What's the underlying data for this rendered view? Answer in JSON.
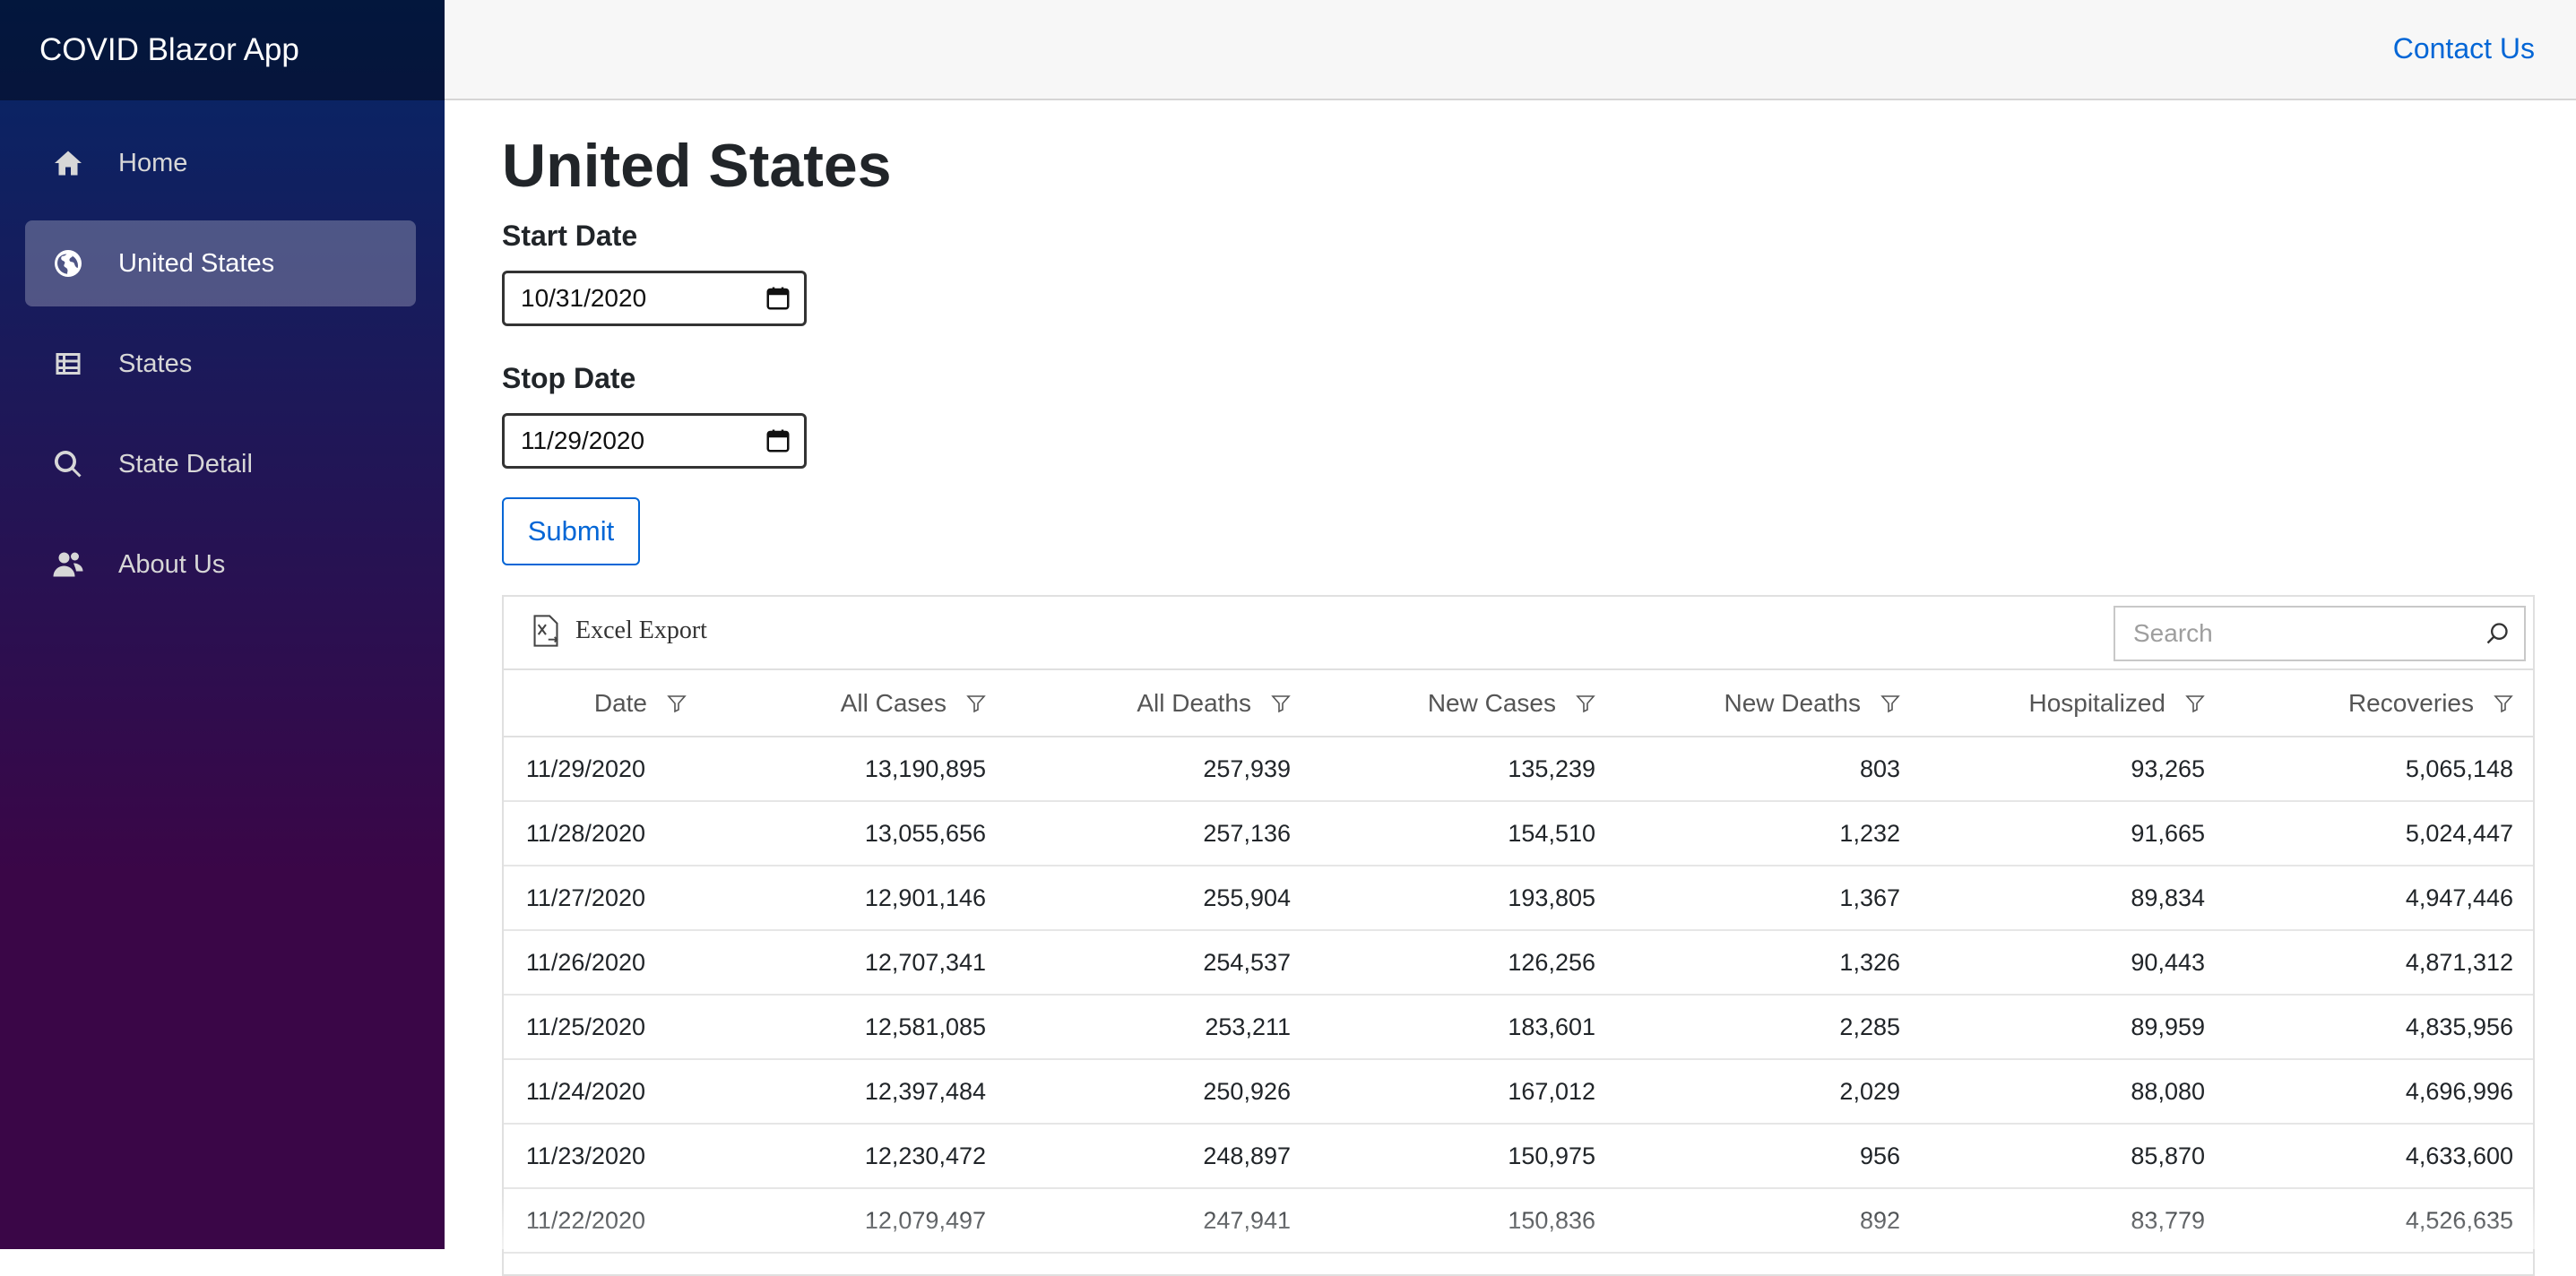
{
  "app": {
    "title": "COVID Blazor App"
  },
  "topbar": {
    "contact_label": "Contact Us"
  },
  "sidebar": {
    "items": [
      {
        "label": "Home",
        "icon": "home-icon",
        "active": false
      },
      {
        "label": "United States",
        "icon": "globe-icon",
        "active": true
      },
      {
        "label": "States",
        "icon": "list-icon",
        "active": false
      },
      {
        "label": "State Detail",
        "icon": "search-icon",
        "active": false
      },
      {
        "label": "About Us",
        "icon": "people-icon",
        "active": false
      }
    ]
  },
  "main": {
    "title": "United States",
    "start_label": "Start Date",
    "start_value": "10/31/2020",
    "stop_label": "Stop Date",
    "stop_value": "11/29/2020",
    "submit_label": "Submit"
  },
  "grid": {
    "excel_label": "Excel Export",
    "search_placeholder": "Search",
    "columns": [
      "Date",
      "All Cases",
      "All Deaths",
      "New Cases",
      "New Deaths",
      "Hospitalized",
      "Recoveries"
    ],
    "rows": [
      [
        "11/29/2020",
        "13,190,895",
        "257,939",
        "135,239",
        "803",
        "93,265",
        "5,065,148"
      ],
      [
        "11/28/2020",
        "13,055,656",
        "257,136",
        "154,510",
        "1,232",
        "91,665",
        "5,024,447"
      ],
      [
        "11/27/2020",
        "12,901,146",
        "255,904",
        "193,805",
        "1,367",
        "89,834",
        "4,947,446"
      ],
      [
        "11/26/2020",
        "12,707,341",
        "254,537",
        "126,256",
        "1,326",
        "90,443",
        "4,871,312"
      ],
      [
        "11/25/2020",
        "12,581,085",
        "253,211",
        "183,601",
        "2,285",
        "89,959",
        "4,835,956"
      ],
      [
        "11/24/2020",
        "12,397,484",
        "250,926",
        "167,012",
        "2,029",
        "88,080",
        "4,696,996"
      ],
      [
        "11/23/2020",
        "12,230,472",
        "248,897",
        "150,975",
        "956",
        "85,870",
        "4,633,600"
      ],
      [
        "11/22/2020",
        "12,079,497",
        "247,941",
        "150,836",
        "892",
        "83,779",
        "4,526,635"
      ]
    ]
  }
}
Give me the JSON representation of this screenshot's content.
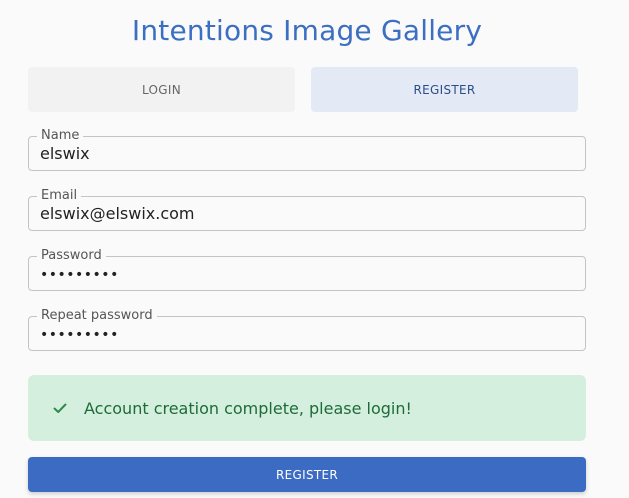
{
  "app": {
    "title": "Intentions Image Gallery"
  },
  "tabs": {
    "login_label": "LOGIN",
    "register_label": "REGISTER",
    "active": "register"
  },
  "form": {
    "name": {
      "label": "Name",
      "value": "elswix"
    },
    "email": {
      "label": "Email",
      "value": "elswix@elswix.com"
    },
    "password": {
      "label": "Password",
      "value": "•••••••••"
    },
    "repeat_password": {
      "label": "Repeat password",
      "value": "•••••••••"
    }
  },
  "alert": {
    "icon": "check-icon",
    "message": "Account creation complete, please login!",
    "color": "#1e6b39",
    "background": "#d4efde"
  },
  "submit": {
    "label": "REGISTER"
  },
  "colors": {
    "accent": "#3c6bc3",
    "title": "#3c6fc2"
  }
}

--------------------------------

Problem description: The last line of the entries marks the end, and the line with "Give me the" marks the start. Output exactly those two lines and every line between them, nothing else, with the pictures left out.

Finished exercise:
Give me the JSON representation of this screenshot's content.
{
  "app": {
    "title": "Intentions Image Gallery"
  },
  "tabs": {
    "login_label": "LOGIN",
    "register_label": "REGISTER",
    "active": "register"
  },
  "form": {
    "name": {
      "label": "Name",
      "value": "elswix"
    },
    "email": {
      "label": "Email",
      "value": "elswix@elswix.com"
    },
    "password": {
      "label": "Password",
      "value": "•••••••••"
    },
    "repeat_password": {
      "label": "Repeat password",
      "value": "•••••••••"
    }
  },
  "alert": {
    "icon": "check-icon",
    "message": "Account creation complete, please login!",
    "color": "#1e6b39",
    "background": "#d4efde"
  },
  "submit": {
    "label": "REGISTER"
  },
  "colors": {
    "accent": "#3c6bc3",
    "title": "#3c6fc2"
  }
}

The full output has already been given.